2Hôpital Farhat Hached, Département de Dermatologie, 4000 Sousse, Tunisia
3Hôpital La Rabta, Département de Dermatologie, 1007 Tunis, Tunisia
4Hôpital Habib Thameur, Département de Dermatologie, 1008 Tunis, Tunisia

Received 30 April 2013; Accepted 5 August 2013

Academic Editor: Helmut Schöfer

Copyright © 2013 Mbarka Bchetnia et al. This is an open access article distributed under the Creative Commons Attribution License, which permits unrestricted use, distribution, and reproduction in any medium, provided the original work is properly cited.

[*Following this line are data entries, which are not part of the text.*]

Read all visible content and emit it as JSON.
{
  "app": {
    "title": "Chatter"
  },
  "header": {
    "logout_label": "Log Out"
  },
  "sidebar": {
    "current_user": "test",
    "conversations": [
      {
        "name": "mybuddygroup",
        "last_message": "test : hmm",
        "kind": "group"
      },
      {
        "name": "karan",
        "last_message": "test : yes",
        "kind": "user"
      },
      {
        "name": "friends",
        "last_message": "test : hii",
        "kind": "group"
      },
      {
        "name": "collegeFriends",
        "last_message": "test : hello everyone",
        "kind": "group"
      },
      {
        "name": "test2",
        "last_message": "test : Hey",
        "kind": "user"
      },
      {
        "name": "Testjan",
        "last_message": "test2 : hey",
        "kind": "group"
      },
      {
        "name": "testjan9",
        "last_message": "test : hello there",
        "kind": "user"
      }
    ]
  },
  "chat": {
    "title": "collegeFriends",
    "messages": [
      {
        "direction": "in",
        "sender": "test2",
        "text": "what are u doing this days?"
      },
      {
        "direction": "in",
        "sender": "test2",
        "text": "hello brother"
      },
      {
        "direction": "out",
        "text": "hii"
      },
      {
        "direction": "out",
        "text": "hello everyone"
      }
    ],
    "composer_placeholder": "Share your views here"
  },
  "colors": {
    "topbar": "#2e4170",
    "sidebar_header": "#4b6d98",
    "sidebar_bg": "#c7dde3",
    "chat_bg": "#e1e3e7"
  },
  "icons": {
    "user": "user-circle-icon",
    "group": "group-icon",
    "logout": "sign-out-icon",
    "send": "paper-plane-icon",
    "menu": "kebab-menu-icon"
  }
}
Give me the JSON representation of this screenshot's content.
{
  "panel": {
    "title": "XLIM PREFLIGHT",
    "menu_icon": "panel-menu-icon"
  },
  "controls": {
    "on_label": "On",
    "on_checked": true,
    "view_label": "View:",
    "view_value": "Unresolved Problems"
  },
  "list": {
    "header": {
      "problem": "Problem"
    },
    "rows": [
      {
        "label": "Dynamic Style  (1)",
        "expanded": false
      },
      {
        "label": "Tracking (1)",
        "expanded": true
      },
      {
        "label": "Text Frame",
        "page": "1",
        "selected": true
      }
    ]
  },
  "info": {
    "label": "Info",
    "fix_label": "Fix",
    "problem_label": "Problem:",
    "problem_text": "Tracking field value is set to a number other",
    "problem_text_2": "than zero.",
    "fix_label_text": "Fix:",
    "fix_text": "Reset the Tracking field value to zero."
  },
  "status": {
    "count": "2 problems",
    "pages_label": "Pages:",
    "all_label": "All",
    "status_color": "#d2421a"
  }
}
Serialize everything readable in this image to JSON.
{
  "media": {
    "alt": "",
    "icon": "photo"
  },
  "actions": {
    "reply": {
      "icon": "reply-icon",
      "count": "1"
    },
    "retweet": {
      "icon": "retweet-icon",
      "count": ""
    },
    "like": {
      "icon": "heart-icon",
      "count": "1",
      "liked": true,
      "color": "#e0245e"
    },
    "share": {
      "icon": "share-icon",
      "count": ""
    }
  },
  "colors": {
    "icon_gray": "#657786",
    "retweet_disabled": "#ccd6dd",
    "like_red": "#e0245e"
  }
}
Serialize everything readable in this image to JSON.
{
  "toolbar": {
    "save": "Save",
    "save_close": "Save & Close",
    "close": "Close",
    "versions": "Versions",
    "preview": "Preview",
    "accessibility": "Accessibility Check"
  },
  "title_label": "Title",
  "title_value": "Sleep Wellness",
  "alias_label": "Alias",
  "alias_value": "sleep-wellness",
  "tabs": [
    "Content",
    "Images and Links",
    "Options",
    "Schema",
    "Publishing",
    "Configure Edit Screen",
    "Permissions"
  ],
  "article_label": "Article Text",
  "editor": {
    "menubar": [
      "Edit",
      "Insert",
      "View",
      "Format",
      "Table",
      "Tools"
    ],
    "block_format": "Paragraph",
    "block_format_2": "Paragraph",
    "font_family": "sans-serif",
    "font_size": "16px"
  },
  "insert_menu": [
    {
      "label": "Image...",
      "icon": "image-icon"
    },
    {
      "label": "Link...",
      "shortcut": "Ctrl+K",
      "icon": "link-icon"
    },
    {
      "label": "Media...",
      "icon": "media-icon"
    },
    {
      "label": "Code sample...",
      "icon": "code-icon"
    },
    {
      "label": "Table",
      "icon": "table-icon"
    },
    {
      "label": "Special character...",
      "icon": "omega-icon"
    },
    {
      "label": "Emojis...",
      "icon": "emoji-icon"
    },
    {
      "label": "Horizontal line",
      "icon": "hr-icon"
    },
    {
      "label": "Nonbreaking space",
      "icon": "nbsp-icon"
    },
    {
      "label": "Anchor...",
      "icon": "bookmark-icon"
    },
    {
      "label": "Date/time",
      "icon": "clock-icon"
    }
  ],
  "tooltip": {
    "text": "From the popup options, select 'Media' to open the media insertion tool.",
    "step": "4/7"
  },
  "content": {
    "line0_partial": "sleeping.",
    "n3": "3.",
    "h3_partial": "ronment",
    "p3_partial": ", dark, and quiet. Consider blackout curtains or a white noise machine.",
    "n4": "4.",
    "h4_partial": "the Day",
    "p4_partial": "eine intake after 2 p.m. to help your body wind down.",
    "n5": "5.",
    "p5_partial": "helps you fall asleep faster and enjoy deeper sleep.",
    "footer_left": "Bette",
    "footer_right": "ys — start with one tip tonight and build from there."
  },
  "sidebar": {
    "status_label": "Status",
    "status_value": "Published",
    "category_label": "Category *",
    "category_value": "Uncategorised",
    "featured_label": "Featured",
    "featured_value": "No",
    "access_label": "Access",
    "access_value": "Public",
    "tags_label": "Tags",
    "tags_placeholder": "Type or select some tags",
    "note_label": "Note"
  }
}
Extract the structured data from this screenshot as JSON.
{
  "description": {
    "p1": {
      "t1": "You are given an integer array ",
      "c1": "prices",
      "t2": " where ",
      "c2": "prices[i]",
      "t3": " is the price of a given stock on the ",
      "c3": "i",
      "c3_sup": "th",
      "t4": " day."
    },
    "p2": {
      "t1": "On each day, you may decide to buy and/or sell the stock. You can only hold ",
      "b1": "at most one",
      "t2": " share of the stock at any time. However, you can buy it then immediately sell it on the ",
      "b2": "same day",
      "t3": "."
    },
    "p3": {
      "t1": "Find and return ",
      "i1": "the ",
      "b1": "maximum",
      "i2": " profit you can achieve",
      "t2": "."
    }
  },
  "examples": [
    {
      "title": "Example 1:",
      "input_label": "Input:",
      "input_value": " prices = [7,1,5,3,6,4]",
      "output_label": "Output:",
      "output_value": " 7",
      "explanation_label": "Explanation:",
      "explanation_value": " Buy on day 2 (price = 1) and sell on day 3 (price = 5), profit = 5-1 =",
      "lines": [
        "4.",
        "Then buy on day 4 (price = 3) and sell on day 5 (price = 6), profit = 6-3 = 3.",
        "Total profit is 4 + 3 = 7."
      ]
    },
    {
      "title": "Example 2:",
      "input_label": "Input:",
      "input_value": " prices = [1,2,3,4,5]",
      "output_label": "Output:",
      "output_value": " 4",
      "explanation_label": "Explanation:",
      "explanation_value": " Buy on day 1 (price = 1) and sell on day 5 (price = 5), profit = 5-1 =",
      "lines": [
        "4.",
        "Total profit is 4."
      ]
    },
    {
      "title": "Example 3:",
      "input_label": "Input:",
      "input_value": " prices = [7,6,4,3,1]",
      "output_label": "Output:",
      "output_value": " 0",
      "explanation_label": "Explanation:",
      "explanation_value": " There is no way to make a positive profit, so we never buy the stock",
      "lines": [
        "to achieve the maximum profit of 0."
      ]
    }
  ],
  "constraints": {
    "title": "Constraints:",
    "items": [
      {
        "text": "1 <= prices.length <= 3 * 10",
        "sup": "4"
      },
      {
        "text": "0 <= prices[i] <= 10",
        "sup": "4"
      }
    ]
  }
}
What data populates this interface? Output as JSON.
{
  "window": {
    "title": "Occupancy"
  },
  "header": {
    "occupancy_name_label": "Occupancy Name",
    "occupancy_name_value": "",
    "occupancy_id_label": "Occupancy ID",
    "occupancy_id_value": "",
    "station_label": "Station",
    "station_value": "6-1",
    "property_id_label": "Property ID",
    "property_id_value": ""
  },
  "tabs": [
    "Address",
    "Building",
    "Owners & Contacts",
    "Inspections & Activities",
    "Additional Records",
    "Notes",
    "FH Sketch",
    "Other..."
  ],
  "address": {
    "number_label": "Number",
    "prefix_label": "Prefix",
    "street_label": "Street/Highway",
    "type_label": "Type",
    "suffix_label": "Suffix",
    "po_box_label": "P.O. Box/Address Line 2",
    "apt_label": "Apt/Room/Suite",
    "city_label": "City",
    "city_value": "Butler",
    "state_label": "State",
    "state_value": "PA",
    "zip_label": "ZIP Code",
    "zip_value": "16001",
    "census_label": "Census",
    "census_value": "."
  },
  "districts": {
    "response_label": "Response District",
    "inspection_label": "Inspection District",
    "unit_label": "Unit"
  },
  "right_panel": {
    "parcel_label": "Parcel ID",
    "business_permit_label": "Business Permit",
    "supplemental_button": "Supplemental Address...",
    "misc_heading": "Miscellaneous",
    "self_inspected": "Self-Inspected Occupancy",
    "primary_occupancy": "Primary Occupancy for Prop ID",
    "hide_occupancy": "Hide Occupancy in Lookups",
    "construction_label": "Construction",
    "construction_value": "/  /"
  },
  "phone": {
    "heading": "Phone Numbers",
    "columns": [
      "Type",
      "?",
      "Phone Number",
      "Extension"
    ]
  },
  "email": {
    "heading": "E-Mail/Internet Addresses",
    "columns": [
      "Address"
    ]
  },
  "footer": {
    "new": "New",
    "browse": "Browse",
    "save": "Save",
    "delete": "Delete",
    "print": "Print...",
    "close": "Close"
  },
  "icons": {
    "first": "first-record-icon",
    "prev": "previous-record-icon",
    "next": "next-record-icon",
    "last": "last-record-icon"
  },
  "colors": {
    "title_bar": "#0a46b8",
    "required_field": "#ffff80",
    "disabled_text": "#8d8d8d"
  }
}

Mal de Meleda (MDM) is a rare, autosomal recessive form of palmoplantar keratoderma. It is characterized by erythema and hyperkeratosis of the palms and soles that progressively extend to the dorsal surface of the hands and feet. It is caused by mutations in SLURP-1 gene encoding for secreted mammalian Ly-6/uPAR-related protein 1 (SLURP-1). We performed mutational analysis by direct sequencing of SLURP-1 gene in order to identify the genetic defect in three unrelated families (families MDM-12, MDM-13, and MDM-14) variably affected with transgressive palmoplantar keratoderma. A spectrum of clinical presentations with variable features has been observed from the pronounced to the transparent hyperkeratosis. We identified the 82delT frame shift mutation in the SLURP-1 gene in both families MDM-12 and MDM-13 and the missense variation p.Cys99Tyr in family MDM-14. To date, the 82delT variation is the most frequent cause of MDM in the world which is in favour of a recurrent molecular defect. The p.Cys99Tyr variation is only described in Tunisian families making evidence of founder effect mutation of likely Tunisian origin. Our patients presented with very severe to relatively mild phenotypes, including multiple keratolytic pits observed for one patient in the hyperkeratotic area which was not previously reported. The phenotypic variability may reflect the influence of additional factors on disease characteristics. This report further expands the spectrum of clinical phenotypes associated with mutations in SLURP1 in the Mediterranean population.